━━ Exercise data ━━

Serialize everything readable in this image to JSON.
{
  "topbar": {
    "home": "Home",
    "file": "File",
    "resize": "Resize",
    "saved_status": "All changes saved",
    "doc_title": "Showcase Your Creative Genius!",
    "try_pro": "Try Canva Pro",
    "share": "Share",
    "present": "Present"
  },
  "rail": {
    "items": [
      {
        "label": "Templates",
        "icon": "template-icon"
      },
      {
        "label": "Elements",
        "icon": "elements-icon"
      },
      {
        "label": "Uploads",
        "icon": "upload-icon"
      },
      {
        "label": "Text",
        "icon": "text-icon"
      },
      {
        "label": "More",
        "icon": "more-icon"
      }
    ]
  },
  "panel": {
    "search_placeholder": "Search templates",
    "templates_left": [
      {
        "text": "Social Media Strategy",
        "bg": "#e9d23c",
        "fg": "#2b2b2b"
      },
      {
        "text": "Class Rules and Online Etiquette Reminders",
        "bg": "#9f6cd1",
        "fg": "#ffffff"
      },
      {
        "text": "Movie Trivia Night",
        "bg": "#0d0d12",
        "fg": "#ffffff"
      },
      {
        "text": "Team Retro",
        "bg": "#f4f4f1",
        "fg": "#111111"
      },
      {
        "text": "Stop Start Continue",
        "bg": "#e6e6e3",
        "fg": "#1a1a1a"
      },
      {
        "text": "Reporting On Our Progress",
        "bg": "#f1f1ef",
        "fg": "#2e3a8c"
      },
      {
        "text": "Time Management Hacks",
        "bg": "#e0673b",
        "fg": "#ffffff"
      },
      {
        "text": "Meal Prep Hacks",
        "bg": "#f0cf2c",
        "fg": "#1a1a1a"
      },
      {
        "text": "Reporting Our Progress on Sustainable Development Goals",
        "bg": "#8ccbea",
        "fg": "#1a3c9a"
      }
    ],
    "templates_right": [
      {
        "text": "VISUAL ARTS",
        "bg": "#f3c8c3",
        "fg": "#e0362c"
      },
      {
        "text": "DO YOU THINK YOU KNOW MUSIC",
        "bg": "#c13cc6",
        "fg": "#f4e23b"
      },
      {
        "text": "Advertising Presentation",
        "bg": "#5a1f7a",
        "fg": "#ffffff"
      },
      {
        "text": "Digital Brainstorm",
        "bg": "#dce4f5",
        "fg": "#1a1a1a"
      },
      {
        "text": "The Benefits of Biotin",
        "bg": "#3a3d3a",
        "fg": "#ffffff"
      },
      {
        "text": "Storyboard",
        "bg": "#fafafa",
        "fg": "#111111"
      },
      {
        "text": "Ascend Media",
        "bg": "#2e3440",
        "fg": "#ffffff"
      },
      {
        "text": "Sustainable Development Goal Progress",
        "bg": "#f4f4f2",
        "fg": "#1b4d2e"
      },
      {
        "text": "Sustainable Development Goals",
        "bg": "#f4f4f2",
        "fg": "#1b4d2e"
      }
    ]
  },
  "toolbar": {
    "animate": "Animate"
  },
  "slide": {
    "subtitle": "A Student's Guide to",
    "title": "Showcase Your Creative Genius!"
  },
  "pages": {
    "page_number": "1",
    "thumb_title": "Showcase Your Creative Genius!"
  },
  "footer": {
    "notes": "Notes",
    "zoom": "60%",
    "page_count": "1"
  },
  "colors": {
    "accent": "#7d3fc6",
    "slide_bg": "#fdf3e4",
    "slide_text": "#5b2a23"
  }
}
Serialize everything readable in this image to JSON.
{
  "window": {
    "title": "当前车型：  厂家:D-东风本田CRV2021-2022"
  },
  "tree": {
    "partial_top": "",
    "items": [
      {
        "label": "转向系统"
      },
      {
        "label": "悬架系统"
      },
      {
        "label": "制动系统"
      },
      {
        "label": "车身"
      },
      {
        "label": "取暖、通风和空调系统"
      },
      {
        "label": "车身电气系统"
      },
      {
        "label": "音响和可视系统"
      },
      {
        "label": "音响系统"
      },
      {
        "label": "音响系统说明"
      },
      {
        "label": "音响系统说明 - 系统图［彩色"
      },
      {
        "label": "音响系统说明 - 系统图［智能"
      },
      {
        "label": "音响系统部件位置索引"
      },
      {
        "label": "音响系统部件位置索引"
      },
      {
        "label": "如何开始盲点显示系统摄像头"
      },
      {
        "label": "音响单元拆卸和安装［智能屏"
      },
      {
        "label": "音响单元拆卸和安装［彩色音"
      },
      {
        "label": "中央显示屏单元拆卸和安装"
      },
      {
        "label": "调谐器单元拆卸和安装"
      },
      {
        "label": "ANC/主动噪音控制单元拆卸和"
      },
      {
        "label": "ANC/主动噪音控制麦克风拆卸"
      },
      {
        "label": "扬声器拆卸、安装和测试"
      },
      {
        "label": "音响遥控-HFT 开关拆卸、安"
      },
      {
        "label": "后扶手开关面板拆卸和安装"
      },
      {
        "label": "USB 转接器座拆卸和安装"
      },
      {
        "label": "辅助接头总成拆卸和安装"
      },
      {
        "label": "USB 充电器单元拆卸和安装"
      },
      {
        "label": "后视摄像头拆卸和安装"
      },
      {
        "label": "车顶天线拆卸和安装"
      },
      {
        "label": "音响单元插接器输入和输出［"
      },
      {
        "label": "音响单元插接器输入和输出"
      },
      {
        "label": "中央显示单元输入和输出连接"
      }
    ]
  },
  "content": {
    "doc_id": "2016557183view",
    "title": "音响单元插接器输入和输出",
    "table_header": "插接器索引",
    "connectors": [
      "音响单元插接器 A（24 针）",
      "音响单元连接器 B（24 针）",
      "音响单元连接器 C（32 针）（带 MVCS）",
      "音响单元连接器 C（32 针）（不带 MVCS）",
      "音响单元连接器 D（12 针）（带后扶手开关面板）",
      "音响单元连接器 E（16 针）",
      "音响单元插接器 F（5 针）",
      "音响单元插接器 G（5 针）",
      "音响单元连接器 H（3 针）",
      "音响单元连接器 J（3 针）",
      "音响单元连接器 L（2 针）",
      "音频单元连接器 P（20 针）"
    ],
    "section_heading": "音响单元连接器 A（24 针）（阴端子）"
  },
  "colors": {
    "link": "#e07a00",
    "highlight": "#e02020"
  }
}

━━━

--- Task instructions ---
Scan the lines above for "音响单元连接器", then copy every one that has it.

--- Exercise answer ---
      "音响单元连接器 B（24 针）",
      "音响单元连接器 C（32 针）（带 MVCS）",
      "音响单元连接器 C（32 针）（不带 MVCS）",
      "音响单元连接器 D（12 针）（带后扶手开关面板）",
      "音响单元连接器 E（16 针）",
      "音响单元连接器 H（3 针）",
      "音响单元连接器 J（3 针）",
      "音响单元连接器 L（2 针）",
    "section_heading": "音响单元连接器 A（24 针）（阴端子）"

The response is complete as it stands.